The definition of success varies widely between cultures and individuals, depending on their goals in life. A prime example of this differentiation exists between members of industrialized and unindustrialized societies, due to the great variation in their member’s day to day lives and value systems. Many of these differences become apparent when one examines the daily existence of the individual- for example, the acquisition of basic food and shelter. In a non-industrialized society, members frequently reside in close-knit communities.
This is often the case due to the daily pressures of subsistence living; that is, growing one’s own food supplies and maintaining living quarters. Non-industrialized societies typically require a greater amount of manual labor input to sustain themselves, and in that light the majority of its people will spend most of their time farming and raising animals for food. Such work is typically done more efficiently when efforts between individuals are coordinated, therefore encouraging group cooperation.
An individual I such a society would likely deem themselves successful if they succeeded in furthering this group dynamic- they would be a successful farmer and an active member of their community. Industrialized societies, however, place far less emphasis on the community and more on the individual. Members gain the benefit of greater automation in their everyday lives, and therefore can spend less effort in acquiring basic living needs, and can focus more of their time on more complex activities such as trade.

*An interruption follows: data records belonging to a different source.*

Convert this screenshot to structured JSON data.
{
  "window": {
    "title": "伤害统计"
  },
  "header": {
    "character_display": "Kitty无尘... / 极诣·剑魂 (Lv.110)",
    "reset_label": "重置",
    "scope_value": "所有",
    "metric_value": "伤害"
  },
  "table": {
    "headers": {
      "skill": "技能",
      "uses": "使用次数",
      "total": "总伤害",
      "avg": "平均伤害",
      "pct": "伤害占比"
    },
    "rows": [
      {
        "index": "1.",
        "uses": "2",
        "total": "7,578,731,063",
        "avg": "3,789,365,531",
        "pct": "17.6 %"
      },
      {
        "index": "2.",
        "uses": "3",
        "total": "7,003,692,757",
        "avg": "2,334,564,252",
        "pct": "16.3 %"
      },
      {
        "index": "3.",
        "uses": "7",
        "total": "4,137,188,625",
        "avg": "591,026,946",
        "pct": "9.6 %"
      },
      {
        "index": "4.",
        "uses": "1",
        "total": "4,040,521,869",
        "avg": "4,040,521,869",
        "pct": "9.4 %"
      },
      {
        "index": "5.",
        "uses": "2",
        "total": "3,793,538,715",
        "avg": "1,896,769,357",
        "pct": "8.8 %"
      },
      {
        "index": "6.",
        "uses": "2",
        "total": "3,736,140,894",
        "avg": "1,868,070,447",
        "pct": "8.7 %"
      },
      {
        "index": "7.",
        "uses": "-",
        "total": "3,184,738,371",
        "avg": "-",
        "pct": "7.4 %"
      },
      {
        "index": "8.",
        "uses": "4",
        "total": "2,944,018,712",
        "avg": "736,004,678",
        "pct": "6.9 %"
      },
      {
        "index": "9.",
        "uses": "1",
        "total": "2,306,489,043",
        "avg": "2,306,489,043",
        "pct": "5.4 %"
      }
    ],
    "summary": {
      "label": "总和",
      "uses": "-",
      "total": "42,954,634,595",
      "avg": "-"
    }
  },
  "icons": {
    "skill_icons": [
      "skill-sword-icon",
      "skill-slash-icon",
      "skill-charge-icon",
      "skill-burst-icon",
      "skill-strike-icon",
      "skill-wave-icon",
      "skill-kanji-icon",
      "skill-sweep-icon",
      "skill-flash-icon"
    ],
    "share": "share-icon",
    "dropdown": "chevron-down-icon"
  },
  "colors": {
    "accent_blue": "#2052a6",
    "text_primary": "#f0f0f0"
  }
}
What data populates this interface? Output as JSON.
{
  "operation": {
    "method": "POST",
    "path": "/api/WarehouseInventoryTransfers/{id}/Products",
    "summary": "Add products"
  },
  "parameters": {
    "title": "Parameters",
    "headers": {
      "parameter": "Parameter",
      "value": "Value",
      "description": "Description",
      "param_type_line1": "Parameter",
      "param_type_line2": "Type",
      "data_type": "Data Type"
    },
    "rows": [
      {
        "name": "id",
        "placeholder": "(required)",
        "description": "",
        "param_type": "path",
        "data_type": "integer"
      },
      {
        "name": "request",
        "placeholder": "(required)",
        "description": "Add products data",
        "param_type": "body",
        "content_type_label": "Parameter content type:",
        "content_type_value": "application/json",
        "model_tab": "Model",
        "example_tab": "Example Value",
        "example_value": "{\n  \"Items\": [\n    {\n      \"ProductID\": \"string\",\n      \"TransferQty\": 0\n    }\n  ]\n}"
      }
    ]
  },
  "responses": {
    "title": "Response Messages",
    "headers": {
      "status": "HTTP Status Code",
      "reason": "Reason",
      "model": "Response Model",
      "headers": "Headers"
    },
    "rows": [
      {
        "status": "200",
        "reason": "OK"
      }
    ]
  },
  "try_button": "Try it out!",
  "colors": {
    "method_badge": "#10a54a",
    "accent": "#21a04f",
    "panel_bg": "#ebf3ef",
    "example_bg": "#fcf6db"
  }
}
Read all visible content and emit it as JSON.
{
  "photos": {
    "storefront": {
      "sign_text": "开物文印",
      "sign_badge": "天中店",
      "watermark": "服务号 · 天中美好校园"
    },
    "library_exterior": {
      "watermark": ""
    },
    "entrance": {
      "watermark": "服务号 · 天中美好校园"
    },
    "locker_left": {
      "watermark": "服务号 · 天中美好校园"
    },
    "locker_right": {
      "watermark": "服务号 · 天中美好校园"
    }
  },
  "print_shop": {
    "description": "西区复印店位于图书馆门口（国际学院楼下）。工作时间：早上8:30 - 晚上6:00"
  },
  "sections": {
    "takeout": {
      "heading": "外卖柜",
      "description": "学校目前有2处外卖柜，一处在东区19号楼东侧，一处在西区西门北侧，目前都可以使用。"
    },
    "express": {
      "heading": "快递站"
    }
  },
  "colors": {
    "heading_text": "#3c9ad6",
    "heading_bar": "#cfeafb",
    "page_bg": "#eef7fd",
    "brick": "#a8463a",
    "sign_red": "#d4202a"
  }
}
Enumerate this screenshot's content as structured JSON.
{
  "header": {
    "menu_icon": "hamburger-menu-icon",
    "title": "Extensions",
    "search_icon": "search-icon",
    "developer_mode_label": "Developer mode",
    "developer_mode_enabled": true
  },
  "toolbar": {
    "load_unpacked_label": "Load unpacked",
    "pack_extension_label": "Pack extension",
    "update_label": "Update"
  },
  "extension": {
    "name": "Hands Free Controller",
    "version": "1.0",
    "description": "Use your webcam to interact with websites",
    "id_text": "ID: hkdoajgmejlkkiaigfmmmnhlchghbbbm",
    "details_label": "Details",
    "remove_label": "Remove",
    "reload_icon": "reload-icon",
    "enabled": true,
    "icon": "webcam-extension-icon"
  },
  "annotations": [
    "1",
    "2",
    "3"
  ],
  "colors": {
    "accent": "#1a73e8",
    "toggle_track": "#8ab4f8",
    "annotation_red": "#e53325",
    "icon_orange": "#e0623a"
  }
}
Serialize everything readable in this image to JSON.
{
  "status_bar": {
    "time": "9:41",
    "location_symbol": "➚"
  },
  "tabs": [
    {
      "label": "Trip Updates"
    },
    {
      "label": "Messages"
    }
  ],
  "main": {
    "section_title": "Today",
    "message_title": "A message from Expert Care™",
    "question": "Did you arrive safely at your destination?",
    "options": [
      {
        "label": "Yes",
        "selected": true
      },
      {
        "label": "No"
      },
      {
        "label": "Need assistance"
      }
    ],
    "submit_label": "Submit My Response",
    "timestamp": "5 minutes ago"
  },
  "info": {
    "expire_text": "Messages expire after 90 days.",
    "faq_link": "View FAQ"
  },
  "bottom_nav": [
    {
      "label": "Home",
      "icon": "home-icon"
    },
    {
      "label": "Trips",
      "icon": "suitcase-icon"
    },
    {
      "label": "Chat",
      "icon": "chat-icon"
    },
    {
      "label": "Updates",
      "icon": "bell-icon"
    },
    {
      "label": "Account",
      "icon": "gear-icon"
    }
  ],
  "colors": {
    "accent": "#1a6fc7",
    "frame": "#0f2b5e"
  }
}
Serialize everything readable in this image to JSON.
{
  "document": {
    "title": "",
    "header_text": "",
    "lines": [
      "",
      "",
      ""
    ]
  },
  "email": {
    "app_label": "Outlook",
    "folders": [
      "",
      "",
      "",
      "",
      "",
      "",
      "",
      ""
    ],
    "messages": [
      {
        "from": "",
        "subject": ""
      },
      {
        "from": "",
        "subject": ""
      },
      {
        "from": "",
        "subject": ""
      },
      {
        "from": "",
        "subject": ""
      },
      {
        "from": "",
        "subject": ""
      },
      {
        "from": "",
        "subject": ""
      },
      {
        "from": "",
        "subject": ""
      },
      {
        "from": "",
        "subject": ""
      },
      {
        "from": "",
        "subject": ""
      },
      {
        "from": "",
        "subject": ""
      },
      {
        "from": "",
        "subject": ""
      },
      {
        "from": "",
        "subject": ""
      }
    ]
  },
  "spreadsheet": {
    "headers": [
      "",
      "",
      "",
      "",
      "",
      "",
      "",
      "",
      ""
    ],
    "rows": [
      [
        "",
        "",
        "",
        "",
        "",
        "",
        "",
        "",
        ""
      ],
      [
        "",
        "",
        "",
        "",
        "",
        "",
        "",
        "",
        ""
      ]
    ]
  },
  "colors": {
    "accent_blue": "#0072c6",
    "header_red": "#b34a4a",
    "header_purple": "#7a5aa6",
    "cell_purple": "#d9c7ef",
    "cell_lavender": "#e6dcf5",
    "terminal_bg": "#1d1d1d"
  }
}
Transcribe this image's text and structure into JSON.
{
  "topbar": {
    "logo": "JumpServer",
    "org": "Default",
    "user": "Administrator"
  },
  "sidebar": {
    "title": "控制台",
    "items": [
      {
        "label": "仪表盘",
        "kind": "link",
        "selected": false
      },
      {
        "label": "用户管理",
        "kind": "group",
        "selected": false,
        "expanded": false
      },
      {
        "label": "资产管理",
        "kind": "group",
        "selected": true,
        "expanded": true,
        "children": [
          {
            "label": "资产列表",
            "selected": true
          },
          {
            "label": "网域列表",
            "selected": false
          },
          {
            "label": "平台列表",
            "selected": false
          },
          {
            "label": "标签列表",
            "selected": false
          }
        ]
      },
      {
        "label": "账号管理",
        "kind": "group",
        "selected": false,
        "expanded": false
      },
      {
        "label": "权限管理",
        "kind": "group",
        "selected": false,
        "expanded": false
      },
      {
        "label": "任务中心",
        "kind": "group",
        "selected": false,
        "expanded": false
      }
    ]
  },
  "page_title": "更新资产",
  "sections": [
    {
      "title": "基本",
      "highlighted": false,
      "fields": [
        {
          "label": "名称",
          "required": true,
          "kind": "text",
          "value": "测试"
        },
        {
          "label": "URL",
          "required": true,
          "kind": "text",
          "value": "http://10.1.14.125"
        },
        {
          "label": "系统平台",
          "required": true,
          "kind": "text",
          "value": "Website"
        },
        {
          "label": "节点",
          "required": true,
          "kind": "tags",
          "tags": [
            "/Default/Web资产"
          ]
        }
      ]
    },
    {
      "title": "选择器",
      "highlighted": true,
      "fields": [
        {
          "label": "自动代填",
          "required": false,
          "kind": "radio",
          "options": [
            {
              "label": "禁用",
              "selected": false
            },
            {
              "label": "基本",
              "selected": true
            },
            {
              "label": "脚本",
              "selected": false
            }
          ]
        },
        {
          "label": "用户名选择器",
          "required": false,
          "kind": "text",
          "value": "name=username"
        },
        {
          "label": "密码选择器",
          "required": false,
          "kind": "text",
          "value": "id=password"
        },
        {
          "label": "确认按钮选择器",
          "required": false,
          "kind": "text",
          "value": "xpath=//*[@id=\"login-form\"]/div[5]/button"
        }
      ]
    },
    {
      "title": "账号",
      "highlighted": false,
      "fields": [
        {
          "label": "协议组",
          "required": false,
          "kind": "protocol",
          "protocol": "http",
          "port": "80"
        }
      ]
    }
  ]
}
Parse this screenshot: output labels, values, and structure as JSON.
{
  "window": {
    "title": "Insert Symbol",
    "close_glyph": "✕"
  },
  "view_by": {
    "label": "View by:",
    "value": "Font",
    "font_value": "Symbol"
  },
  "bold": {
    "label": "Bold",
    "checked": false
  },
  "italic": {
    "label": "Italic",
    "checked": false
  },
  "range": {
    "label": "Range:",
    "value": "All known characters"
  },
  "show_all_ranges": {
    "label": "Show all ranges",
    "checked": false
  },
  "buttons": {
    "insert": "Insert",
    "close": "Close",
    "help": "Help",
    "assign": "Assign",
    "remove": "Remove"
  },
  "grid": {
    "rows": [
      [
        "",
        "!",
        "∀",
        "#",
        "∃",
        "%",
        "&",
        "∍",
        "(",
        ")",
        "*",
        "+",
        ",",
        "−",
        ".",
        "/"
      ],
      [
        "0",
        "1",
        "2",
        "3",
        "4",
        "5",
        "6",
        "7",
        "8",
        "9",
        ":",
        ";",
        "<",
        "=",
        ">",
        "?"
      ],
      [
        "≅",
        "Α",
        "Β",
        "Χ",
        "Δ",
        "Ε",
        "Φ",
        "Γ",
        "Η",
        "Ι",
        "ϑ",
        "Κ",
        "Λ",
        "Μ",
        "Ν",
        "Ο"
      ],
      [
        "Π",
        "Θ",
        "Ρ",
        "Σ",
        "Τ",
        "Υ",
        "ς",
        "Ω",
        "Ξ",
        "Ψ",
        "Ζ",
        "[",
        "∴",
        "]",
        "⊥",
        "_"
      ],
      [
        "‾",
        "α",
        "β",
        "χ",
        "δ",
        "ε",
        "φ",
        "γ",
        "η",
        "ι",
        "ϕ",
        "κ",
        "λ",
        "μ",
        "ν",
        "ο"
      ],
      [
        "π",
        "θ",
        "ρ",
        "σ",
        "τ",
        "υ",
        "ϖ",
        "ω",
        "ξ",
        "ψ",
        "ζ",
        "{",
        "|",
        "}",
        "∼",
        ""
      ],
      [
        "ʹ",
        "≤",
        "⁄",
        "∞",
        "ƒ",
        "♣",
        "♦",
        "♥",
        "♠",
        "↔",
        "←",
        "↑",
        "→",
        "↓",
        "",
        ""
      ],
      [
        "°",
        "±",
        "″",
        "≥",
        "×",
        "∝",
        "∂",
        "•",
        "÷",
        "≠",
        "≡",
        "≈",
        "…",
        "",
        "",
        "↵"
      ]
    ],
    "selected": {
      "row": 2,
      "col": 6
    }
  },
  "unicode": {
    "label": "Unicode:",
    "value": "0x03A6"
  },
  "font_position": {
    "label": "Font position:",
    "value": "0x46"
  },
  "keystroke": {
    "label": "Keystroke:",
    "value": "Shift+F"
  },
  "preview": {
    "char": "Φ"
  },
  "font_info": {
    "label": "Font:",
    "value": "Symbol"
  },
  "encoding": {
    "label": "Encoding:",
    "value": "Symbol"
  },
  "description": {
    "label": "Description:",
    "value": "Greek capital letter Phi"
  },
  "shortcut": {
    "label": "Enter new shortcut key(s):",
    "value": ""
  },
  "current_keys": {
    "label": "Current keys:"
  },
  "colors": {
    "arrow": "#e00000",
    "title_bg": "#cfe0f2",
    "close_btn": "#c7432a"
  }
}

Since basics like food and shelter are more plentiful, the individual would begin to take these things for granted and not use them as a measure of success. Instead, they would consider themselves successful if they did well in their business interests (the president of a highly valued company, for example) or owned a large amount of “luxury” type goods- that is, personal possessions not needed for survival (such as a nice car, ostentatious house or fancy electronics).